Two-way repeated-measures ANOVA of value representation in ventral and dorsal subregions of vmPFC

FactorMean squareFSignificance
Region0.002F(1,17) = 0.0350.854
Outcome0.242F(2,34) = 10.5970.000442
Region × outcome0.072F(2,34) = 4.7640.015
  • In this analysis, the dependent variables were the mean percentage change in BOLD activity in the ventral and dorsal subregions of vmPFC (Fig. 5) during the second to fourth TRs following outcome. These TRs were selected because they covered the entire duration of the rise in BOLD to peak. The three TRs immediately before the beginning of a trial were used as the baseline. There were no outliers in the data as assessed by inspection of a boxplot. The dependent variables were normally distributed, as assessed Shapiro–Wilk’s test of normality, except for a minor violation for responses to no reward in the ventral subregion (all p > 0.05, except for no reward in the ventral subregion p = 0.023). Given the known robustness of repeated-measures ANOVA to minor normality violations, we proceeded with the raw, untransformed data. In this analysis, the assumption of sphericity for region and its interaction with outcome was automatically met, because it only had two levels.

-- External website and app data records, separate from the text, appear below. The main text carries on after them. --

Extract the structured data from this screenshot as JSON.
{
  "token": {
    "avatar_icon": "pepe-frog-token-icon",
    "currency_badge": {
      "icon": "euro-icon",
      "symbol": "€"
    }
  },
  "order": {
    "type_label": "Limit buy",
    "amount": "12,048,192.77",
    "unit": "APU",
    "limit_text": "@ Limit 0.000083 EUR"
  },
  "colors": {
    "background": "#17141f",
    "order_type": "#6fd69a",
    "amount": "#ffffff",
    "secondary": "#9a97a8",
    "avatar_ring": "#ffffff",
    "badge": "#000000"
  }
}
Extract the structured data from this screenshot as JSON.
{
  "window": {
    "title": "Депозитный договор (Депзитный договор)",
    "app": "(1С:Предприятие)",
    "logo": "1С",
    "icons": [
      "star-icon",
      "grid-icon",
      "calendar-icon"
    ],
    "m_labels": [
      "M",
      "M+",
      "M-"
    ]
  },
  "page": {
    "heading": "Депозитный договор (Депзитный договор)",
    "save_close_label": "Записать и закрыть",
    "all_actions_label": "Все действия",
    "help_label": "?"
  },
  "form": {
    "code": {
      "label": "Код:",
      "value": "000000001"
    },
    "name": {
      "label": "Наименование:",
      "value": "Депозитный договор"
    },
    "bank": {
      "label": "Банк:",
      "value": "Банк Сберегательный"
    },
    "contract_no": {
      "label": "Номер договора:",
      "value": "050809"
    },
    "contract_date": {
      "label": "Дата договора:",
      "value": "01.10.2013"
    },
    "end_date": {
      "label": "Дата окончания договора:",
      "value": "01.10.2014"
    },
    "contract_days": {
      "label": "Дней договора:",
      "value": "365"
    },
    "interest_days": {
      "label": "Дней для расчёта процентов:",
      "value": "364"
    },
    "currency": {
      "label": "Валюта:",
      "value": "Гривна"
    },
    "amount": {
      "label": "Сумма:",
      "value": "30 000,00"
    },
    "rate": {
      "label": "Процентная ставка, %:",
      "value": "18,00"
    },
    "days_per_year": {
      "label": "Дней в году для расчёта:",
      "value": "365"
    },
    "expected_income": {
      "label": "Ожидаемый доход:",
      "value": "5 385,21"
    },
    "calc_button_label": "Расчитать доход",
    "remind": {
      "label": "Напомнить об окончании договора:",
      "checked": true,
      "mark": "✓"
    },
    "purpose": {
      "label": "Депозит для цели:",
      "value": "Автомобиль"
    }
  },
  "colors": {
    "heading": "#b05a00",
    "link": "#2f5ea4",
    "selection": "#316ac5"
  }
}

The assumption of sphericity for outcome was met, as assessed by Mauchly’s test for sphericity (p = 0.528). As shown above, there was a statistically significant two-way interaction between region and outcome, F(2,34) = 4.764, p = 0.015. In the dorsal subregion, there was a statistically significant simple main effect of outcome (F(2,34) = 13.68, p = 0.0001), which was not observed in the ventral subregion (F(2,34) = 1.11, p = 0.34). A follow-up pairwise comparison of the dorsal subregion’s response to different outcomes revealed significant differences between no reward and $10 reward (p = 0.00024, Bonferroni corrected) and between $5 and $10 (p = 0.022, Bonferroni corrected), but not between no reward and $5 (p = 0.19). Boldface values indicate effects that are statistically significant at 0.05 level.